High contrast mode is an accessibility feature that alters the colors used by the OS, apps, and websites to maximize legibility. It's popular among people with low vision or photosensitivity.
On Windows, you can enable high contrast mode with left alt + left shift + print screen, or by opening the Settings app and navigating to Ease of Access > High contrast.
Unlike other display modes that apply a filter to the screen (i.e. grayscale), high contrast mode reduces and simplifies the colors used in a UI:
- All text becomes white or black for maximum contrast against the background
- Background images are hidden
- UI controls that might normally have a gradient, borders, or shadows (like buttons) are reduced to outlines or solid fills
Usually associated with Windows, high contrast mode has been a popular feature since Windows 7, but Windows isn't the only operating system to implement it. Ubuntu includes its own implementation and Android has a high contrast text mode.
MacOS and iOS have a feature called increase contrast, but the effect is much more subtle. Instead of the UI's palette being reduced to a handful of colors, some existing colors are simply updated to increase contrast.
In WebAIM's 2018 low vision survey, 30.6% of respondents used a high contrast mode.
Accessibility testing high contrast mode is essential for websites that use more than the default HTML styles and apps with custom controls, all you need is access to the operating systems that support it.
If you’re on a Windows PC, you can try high contrast mode via Settings > Ease of Access > High contrast.

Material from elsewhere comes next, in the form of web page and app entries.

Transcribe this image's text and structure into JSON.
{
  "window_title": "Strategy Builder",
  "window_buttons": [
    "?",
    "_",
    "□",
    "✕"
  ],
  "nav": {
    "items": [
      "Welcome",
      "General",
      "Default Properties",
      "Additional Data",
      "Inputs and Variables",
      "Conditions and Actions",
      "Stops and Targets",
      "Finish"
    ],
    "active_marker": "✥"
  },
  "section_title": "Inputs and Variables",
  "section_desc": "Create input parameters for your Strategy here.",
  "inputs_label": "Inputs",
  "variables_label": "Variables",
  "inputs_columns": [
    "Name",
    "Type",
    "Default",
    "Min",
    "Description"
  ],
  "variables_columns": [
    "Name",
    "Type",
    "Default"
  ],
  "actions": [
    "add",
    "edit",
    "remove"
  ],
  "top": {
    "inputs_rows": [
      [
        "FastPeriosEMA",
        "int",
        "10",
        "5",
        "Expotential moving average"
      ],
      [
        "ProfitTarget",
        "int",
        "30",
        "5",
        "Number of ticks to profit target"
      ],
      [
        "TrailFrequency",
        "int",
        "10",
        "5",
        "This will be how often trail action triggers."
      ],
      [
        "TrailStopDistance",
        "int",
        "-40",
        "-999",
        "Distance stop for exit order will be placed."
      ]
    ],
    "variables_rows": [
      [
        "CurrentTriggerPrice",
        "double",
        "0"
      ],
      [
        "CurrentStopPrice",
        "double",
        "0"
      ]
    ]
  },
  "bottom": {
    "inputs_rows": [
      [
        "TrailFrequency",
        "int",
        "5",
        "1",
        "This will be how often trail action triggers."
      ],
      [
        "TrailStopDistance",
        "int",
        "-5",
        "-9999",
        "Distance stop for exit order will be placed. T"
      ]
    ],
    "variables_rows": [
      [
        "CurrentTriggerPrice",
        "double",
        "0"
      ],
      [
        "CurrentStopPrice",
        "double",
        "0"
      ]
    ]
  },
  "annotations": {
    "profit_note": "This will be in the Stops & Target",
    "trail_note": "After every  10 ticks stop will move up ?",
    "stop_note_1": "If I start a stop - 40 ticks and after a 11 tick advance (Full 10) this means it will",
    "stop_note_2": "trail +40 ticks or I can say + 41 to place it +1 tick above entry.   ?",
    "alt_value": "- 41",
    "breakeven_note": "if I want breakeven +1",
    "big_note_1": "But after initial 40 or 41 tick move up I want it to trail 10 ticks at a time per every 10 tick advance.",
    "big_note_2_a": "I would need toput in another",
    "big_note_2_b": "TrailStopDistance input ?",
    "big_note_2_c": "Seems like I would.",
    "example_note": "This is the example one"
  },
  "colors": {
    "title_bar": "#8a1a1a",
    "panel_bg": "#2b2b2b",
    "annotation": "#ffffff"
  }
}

If you’re looking to test high contrast mode, but are on a Mac or running Linux, Assistiv Labs provides remote access.